--- The task ---
Go through the lines below and copy each one that holds the string "value".

Data items:
━━━━━━━━

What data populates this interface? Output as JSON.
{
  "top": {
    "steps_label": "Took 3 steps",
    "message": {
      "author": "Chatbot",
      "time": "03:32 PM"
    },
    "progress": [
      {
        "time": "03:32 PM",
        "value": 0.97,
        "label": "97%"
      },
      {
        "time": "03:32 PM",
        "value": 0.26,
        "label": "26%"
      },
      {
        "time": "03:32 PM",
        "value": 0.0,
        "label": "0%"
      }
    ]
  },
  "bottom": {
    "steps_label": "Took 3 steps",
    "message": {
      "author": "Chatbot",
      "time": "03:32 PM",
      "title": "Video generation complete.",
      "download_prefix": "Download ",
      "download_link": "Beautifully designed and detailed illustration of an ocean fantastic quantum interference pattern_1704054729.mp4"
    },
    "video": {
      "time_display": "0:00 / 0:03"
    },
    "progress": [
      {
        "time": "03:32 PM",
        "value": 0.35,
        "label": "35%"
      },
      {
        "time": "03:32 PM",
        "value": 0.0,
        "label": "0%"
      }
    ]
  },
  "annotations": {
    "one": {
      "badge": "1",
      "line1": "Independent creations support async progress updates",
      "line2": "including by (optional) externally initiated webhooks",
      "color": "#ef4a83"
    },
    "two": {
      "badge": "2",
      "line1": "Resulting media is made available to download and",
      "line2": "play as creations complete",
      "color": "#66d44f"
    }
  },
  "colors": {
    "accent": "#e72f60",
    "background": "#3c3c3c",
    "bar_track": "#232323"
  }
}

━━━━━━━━

--- Response to the exercise ---
        "value": 0.97,
        "value": 0.26,
        "value": 0.0,
        "value": 0.35,
        "value": 0.0,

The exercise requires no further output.